“The AIDS crisis in America began as a quiet, deadly epidemic,” Clinton writes. “Because of discrimination and disregard, it remained that way for far too long. When many in positions of power turned a blind eye, it was groups like ACT UP, Gay Men’s Health Crisis and others that came forward to shatter the silence — because as they reminded us again and again, Silence = Death.”
Clinton, who during her tenure as secretary of state called for achieving an “AIDS-free generation,” also outlines a path to help reach that goal over her future presidency. Among the things she pledges to accomplish is increased HIV and AIDS research and investment; expanding access to PrEP, especially for at-risk populations; and encouraging Republican governors to accept Medicaid expansion.
For the first time over the course of her campaign, Clinton in the op-ed comes out against HIV criminalization laws, calling on states “to reform outdated and stigmatizing” statutes that institute penalties for the perceived transfer of HIV.
“We’re still surrounded by memories of loved ones lost and lives cut short,” Clinton writes. “But we’re also surrounded by survivors who are fighting harder than ever. We owe it to them and to future generations to continue that fight together. For the first time, an AIDS-free generation is in sight. As president, I promise you that I will not let up until we reach that goal. We will not leave anyone behind.”
Chad Griffin, president of the Human Rights Campaign, commended Clinton on Twitter for taking the occasion of her gaffe to apologize and start a conversation on HIV/AIDS in Election 2016.

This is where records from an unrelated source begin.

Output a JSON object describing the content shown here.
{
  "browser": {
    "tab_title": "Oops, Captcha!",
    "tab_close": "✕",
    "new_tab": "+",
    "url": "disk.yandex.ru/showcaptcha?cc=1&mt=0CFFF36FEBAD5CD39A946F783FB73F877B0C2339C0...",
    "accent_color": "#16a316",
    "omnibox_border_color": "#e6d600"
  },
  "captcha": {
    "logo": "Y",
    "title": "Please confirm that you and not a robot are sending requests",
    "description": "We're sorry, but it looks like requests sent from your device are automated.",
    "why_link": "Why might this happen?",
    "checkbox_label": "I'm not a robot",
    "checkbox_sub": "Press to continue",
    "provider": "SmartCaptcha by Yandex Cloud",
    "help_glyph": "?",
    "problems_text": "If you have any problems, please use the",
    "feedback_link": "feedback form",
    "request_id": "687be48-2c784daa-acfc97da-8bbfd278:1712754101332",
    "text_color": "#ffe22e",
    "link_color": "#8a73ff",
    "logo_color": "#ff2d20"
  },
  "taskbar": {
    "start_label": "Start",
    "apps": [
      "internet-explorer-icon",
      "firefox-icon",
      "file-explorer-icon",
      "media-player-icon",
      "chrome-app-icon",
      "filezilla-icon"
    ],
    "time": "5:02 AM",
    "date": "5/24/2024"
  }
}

— Chad Griffin (@ChadHGriffin) March 13, 2016
Carl Schmid, deputy executive director for the AIDS Institute, said the op-ed shows Clinton is seeking to make amends for her initial remarks.
“I think it demonstrates that she knows she made a terrible mistake in her comments, that struck a sensitive cord among her supporters, and she is now taking the opportunity to remind them of her long term commitment to fighting HIV/AIDS both here in the U.S. and around the globe,” Schmid said.

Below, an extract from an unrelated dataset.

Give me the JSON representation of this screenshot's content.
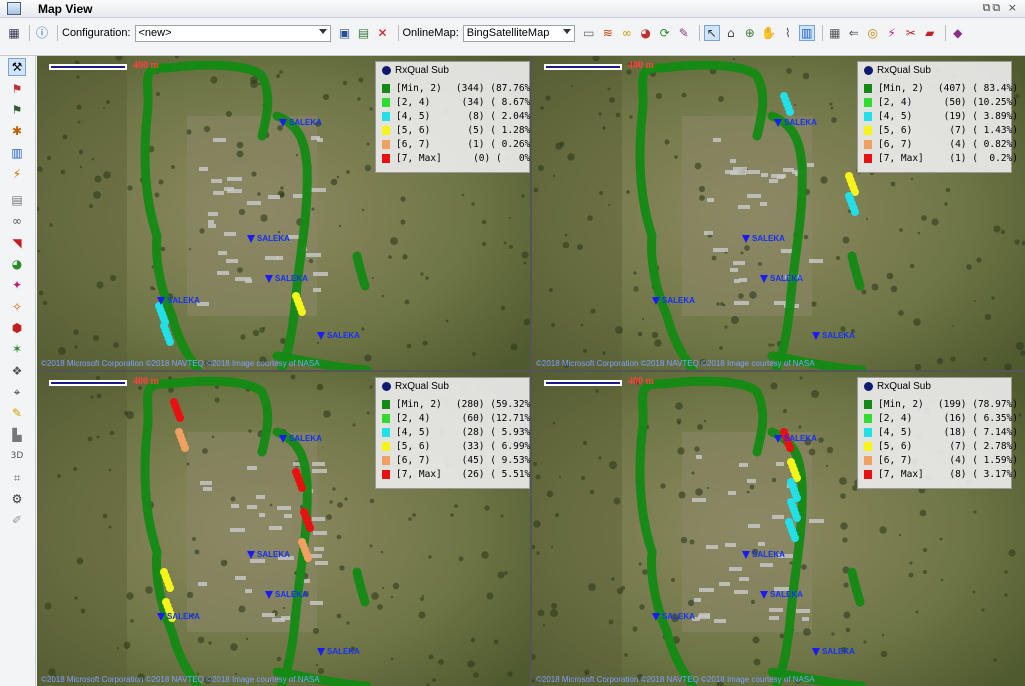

Nowhere in the op-ed does Clinton say why she made the remarks in the first place praising the Reagans for their role in HIV/AIDS. The Washington Blade, which has made numerous requests for a Clinton interview that have gone unfulfilled, has renewed that request to seek an explanation from the candidate.
Read Clinton’s op-ed at Medium here.